━━ Exercise input

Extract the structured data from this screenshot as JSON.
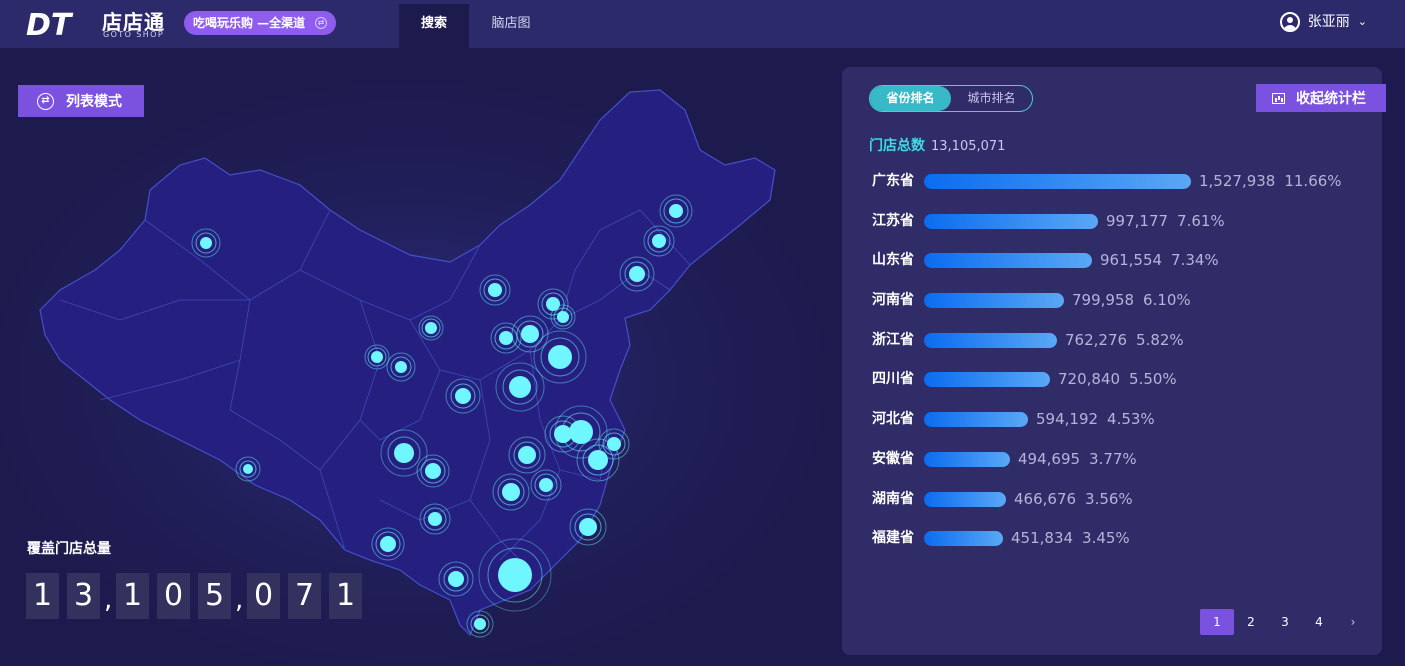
{
  "header": {
    "logo_mark": "DT",
    "logo_text": "店店通",
    "logo_sub": "GOTO SHOP",
    "channel_badge": "吃喝玩乐购 —全渠道",
    "tabs": [
      "搜索",
      "脑店图"
    ],
    "active_tab": "搜索",
    "user_name": "张亚丽"
  },
  "map": {
    "list_mode_label": "列表模式",
    "cover_label": "覆盖门店总量",
    "counter_digits": [
      "1",
      "3",
      ",",
      "1",
      "0",
      "5",
      ",",
      "0",
      "7",
      "1"
    ]
  },
  "panel": {
    "seg_tabs": [
      "省份排名",
      "城市排名"
    ],
    "seg_active": "省份排名",
    "collapse_label": "收起统计栏",
    "total_label": "门店总数",
    "total_value": "13,105,071",
    "ranking": [
      {
        "name": "广东省",
        "value": "1,527,938",
        "pct": "11.66%",
        "num": 1527938
      },
      {
        "name": "江苏省",
        "value": "997,177",
        "pct": "7.61%",
        "num": 997177
      },
      {
        "name": "山东省",
        "value": "961,554",
        "pct": "7.34%",
        "num": 961554
      },
      {
        "name": "河南省",
        "value": "799,958",
        "pct": "6.10%",
        "num": 799958
      },
      {
        "name": "浙江省",
        "value": "762,276",
        "pct": "5.82%",
        "num": 762276
      },
      {
        "name": "四川省",
        "value": "720,840",
        "pct": "5.50%",
        "num": 720840
      },
      {
        "name": "河北省",
        "value": "594,192",
        "pct": "4.53%",
        "num": 594192
      },
      {
        "name": "安徽省",
        "value": "494,695",
        "pct": "3.77%",
        "num": 494695
      },
      {
        "name": "湖南省",
        "value": "466,676",
        "pct": "3.56%",
        "num": 466676
      },
      {
        "name": "福建省",
        "value": "451,834",
        "pct": "3.45%",
        "num": 451834
      }
    ],
    "pages": [
      "1",
      "2",
      "3",
      "4"
    ],
    "current_page": "1",
    "next_icon": "chevron-right-icon"
  },
  "colors": {
    "background": "#1d1b4e",
    "header": "#2c2a6b",
    "panel": "#2f2c68",
    "accent_purple": "#7b52e0",
    "accent_cyan": "#41d9e3",
    "bar_start": "#0a6cf0",
    "bar_end": "#5aa8f5",
    "marker": "#6ff6ff"
  }
}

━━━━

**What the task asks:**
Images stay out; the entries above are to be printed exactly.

**Answer box:**
Extract the structured data from this screenshot as JSON.
{
  "header": {
    "logo_mark": "DT",
    "logo_text": "店店通",
    "logo_sub": "GOTO SHOP",
    "channel_badge": "吃喝玩乐购 —全渠道",
    "tabs": [
      "搜索",
      "脑店图"
    ],
    "active_tab": "搜索",
    "user_name": "张亚丽"
  },
  "map": {
    "list_mode_label": "列表模式",
    "cover_label": "覆盖门店总量",
    "counter_digits": [
      "1",
      "3",
      ",",
      "1",
      "0",
      "5",
      ",",
      "0",
      "7",
      "1"
    ]
  },
  "panel": {
    "seg_tabs": [
      "省份排名",
      "城市排名"
    ],
    "seg_active": "省份排名",
    "collapse_label": "收起统计栏",
    "total_label": "门店总数",
    "total_value": "13,105,071",
    "ranking": [
      {
        "name": "广东省",
        "value": "1,527,938",
        "pct": "11.66%",
        "num": 1527938
      },
      {
        "name": "江苏省",
        "value": "997,177",
        "pct": "7.61%",
        "num": 997177
      },
      {
        "name": "山东省",
        "value": "961,554",
        "pct": "7.34%",
        "num": 961554
      },
      {
        "name": "河南省",
        "value": "799,958",
        "pct": "6.10%",
        "num": 799958
      },
      {
        "name": "浙江省",
        "value": "762,276",
        "pct": "5.82%",
        "num": 762276
      },
      {
        "name": "四川省",
        "value": "720,840",
        "pct": "5.50%",
        "num": 720840
      },
      {
        "name": "河北省",
        "value": "594,192",
        "pct": "4.53%",
        "num": 594192
      },
      {
        "name": "安徽省",
        "value": "494,695",
        "pct": "3.77%",
        "num": 494695
      },
      {
        "name": "湖南省",
        "value": "466,676",
        "pct": "3.56%",
        "num": 466676
      },
      {
        "name": "福建省",
        "value": "451,834",
        "pct": "3.45%",
        "num": 451834
      }
    ],
    "pages": [
      "1",
      "2",
      "3",
      "4"
    ],
    "current_page": "1",
    "next_icon": "chevron-right-icon"
  },
  "colors": {
    "background": "#1d1b4e",
    "header": "#2c2a6b",
    "panel": "#2f2c68",
    "accent_purple": "#7b52e0",
    "accent_cyan": "#41d9e3",
    "bar_start": "#0a6cf0",
    "bar_end": "#5aa8f5",
    "marker": "#6ff6ff"
  }
}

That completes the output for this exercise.